**EXERCISE INSTRUCTIONS**
Check every line of the entries for the string "image" and return the ones that contain it.
__________________________________________________
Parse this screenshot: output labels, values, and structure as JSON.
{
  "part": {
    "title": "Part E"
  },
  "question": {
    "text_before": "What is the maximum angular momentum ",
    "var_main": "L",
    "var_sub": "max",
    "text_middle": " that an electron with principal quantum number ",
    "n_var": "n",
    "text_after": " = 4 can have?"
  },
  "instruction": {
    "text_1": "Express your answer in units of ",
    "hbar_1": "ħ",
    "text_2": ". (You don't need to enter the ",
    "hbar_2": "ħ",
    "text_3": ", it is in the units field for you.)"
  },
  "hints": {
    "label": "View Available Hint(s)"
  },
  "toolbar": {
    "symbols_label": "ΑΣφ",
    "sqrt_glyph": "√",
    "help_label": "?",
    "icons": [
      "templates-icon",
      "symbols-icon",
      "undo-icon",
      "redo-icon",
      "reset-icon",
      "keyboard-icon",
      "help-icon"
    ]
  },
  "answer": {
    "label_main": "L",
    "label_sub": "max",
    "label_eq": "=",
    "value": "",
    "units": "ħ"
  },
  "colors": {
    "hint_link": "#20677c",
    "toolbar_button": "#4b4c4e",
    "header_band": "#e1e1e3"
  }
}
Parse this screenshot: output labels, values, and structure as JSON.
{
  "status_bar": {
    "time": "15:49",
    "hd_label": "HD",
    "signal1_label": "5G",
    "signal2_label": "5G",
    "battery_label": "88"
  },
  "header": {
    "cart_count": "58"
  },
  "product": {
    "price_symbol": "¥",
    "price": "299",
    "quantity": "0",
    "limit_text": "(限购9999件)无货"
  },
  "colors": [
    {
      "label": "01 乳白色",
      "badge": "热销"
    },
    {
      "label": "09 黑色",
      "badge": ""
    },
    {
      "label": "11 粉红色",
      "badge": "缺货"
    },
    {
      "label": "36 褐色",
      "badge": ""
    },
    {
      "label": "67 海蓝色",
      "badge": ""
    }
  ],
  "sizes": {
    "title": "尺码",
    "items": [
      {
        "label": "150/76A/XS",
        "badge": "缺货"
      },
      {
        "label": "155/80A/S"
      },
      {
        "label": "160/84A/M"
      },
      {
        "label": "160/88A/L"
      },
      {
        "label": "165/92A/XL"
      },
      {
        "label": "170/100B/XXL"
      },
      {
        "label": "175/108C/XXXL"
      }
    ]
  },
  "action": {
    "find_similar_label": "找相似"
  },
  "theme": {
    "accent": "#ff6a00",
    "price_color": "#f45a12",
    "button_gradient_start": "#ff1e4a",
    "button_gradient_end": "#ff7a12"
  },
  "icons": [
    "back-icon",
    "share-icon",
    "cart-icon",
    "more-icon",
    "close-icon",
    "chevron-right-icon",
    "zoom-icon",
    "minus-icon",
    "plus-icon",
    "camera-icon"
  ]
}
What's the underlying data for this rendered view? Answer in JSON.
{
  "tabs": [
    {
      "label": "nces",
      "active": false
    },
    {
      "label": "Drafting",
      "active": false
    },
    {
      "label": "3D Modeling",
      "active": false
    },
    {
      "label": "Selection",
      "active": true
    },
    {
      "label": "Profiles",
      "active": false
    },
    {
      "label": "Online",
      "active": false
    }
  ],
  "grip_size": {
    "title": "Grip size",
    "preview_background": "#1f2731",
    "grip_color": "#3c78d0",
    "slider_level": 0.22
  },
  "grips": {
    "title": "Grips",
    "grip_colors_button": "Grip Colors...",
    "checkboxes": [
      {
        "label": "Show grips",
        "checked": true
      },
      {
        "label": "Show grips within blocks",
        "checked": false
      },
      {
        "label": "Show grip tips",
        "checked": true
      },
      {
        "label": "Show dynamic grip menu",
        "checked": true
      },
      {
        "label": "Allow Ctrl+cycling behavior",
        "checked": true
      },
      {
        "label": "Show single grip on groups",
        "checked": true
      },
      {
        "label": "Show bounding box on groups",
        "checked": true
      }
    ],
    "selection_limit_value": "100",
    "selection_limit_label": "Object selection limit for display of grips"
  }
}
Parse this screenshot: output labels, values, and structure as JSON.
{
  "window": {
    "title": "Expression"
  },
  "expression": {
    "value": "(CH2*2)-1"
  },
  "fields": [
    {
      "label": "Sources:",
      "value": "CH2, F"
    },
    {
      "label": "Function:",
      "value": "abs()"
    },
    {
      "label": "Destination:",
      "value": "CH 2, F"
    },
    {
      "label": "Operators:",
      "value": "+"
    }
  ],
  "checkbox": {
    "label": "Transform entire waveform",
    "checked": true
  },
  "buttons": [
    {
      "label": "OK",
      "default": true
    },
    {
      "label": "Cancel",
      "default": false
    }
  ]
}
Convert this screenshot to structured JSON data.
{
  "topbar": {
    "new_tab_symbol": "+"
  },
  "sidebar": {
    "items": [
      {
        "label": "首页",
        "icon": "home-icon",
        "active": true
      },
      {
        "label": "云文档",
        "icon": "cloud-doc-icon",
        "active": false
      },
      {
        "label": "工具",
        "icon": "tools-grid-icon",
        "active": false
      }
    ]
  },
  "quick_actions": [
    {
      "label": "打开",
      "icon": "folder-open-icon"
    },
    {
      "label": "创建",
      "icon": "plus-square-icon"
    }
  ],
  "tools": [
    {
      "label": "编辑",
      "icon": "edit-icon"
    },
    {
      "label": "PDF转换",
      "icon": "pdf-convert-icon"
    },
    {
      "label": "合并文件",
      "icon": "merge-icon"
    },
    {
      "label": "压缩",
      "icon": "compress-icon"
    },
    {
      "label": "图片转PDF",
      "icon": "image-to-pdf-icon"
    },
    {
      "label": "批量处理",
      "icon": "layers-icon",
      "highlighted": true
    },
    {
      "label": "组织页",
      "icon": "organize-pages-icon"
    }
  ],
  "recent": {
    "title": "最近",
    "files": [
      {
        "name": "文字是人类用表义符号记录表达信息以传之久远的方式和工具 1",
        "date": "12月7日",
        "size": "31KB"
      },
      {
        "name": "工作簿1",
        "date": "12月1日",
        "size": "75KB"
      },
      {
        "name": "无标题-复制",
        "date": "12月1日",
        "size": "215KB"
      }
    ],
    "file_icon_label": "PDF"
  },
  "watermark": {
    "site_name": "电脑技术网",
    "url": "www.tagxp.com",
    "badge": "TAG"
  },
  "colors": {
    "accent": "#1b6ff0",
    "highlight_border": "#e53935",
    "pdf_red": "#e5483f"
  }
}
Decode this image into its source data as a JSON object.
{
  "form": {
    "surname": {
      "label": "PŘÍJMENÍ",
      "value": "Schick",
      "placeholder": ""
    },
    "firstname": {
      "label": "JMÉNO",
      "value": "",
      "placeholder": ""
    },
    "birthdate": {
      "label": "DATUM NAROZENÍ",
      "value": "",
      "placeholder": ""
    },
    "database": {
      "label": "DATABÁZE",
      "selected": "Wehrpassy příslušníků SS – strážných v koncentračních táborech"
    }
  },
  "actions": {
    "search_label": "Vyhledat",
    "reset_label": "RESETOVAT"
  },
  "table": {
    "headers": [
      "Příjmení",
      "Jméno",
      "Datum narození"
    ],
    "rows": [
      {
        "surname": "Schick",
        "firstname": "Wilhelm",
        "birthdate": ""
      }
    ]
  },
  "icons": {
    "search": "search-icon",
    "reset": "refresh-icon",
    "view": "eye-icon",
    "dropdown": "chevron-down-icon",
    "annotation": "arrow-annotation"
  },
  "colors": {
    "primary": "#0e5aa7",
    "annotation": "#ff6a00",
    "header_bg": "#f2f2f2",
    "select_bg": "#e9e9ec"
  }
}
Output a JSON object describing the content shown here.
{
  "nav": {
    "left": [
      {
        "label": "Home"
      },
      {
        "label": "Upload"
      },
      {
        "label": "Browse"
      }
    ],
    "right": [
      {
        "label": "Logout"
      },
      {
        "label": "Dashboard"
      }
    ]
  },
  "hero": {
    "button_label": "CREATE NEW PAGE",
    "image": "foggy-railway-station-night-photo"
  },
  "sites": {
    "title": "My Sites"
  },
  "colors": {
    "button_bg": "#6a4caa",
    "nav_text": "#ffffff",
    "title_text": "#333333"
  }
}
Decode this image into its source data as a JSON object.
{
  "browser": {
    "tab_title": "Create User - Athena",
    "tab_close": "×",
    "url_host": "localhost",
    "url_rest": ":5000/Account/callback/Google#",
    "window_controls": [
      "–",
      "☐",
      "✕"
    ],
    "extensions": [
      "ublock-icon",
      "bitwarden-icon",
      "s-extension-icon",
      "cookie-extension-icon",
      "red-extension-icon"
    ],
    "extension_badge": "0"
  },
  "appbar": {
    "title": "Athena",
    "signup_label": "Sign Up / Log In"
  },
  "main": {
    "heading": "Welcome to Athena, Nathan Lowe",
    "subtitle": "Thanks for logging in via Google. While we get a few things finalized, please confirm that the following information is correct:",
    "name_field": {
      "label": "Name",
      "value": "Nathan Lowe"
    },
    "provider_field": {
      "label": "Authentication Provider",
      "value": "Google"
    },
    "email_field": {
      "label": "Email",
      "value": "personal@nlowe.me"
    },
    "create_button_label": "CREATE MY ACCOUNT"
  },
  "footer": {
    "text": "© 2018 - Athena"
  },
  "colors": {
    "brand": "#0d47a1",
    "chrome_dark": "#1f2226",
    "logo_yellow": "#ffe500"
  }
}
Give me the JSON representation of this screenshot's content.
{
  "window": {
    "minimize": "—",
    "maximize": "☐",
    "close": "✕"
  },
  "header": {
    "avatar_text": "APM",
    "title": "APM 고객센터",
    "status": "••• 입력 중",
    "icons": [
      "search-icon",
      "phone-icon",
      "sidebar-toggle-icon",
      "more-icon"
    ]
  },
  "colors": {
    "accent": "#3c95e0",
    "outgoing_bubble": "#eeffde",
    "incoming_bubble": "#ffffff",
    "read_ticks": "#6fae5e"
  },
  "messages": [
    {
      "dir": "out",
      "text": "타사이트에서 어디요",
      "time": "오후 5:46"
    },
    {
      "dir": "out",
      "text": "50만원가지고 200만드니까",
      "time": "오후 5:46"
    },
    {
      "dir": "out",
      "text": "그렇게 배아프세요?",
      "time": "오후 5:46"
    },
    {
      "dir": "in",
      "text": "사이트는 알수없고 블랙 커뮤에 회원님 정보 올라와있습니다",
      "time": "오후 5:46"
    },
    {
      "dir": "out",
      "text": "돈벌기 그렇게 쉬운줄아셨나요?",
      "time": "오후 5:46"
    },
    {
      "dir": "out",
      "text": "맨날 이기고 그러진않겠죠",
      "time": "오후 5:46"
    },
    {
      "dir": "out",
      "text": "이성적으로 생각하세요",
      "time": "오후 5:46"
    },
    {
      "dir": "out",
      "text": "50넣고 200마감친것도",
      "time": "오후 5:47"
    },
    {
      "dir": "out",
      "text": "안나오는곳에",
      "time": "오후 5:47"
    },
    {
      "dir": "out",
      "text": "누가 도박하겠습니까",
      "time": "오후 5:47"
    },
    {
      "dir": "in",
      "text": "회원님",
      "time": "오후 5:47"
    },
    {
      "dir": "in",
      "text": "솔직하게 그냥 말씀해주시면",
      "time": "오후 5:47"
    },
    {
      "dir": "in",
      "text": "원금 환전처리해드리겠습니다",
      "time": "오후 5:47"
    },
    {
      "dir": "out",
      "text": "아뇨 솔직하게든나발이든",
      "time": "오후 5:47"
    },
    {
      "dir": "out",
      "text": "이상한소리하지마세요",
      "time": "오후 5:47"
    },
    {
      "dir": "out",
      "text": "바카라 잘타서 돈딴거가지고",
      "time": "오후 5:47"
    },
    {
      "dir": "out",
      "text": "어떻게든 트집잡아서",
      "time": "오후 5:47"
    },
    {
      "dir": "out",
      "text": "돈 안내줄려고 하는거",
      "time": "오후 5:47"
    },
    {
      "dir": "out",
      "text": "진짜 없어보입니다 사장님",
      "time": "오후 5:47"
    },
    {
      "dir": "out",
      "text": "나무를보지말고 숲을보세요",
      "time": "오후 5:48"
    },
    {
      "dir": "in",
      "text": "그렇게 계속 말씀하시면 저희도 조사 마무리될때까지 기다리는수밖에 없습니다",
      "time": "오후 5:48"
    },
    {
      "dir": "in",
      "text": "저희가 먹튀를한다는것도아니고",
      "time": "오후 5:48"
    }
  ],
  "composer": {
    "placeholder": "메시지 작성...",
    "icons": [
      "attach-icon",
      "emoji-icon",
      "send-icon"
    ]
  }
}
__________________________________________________
**COMPLETED TASK**
      "icon": "image-to-pdf-icon"
Decode this image into its source data as a JSON object.
    "image": "foggy-railway-station-night-photo"
Decode this image into its source data as a JSON object.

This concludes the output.